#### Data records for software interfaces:
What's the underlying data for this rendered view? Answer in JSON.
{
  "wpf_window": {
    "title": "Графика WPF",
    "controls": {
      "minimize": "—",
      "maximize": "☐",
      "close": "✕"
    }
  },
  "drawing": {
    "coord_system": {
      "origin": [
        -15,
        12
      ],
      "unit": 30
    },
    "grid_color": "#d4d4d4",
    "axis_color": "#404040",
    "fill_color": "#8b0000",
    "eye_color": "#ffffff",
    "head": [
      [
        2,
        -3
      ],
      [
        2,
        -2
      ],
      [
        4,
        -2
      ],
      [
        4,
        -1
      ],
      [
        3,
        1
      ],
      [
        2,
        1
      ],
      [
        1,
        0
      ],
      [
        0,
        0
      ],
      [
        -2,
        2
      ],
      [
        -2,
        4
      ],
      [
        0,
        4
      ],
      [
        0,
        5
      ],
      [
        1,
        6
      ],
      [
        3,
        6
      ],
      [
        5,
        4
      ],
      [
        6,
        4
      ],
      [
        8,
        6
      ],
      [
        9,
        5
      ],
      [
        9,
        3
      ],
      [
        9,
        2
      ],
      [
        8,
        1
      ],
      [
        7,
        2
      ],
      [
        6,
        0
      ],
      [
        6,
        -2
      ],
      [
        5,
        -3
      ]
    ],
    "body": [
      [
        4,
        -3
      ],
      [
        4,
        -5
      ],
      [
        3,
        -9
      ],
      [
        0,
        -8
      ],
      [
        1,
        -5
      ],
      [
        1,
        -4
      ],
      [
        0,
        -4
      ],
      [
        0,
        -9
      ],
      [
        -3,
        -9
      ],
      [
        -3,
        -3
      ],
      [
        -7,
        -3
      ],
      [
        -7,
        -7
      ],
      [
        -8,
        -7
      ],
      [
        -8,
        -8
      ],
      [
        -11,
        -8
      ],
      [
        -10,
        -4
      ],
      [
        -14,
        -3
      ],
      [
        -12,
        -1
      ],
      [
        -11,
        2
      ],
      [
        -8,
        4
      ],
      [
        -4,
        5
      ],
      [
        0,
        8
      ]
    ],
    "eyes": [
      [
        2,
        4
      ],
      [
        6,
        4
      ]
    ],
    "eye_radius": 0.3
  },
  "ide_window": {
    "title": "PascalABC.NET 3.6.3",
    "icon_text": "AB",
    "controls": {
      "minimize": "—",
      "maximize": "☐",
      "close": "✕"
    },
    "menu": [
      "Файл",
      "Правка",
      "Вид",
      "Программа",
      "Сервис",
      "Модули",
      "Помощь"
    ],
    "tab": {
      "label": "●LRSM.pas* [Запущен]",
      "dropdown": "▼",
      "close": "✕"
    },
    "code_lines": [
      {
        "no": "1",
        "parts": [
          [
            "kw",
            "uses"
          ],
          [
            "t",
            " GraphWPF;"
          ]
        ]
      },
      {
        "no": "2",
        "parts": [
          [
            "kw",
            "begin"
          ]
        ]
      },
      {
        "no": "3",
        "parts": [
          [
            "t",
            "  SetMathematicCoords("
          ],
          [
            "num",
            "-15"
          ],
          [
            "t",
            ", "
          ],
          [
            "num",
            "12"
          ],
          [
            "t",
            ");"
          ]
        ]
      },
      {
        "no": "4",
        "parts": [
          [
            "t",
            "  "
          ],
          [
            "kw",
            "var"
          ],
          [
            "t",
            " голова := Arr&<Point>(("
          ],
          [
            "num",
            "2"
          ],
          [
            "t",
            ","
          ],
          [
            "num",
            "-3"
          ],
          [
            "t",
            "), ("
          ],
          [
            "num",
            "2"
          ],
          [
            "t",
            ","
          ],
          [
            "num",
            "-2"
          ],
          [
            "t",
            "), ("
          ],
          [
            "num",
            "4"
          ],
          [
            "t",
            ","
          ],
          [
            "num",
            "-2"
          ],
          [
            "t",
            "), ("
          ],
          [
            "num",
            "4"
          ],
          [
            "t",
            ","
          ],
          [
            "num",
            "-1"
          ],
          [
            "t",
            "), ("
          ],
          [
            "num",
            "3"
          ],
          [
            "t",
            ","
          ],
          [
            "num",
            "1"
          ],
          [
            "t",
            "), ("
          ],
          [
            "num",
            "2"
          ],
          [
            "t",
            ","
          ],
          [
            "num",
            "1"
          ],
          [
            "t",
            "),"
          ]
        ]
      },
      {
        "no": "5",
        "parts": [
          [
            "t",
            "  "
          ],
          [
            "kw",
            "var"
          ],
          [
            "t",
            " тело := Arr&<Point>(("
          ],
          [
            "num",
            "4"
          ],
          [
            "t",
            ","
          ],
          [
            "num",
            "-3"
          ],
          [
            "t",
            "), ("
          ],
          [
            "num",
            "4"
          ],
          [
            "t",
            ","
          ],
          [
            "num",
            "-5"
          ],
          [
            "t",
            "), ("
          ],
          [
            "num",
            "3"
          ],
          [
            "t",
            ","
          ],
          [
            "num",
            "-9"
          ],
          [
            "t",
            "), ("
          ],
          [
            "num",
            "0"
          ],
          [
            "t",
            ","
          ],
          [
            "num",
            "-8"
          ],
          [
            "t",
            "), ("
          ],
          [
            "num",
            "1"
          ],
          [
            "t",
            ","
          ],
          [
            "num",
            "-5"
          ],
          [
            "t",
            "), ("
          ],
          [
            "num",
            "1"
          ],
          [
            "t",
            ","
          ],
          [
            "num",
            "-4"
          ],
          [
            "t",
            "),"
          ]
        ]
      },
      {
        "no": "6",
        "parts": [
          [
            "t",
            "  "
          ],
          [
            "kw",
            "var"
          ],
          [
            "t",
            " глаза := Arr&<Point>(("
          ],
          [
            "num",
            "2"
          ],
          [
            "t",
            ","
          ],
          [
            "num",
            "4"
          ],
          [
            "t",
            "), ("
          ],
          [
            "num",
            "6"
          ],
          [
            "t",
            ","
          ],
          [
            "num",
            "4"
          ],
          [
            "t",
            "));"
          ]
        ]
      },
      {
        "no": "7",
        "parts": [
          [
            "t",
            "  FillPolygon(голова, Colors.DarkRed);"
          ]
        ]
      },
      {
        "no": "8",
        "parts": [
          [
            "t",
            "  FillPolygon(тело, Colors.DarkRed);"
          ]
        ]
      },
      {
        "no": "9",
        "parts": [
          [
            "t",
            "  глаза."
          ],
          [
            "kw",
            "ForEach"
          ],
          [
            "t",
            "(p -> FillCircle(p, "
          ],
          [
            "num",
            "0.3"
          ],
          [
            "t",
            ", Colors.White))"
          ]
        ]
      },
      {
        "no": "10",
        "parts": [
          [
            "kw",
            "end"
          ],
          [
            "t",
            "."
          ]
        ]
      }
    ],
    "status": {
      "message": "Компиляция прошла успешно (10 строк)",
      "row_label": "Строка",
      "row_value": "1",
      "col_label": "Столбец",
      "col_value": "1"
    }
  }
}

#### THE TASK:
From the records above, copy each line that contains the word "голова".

#### ANSWER BELOW:
            " голова := Arr&<Point>(("
            "  FillPolygon(голова, Colors.DarkRed);"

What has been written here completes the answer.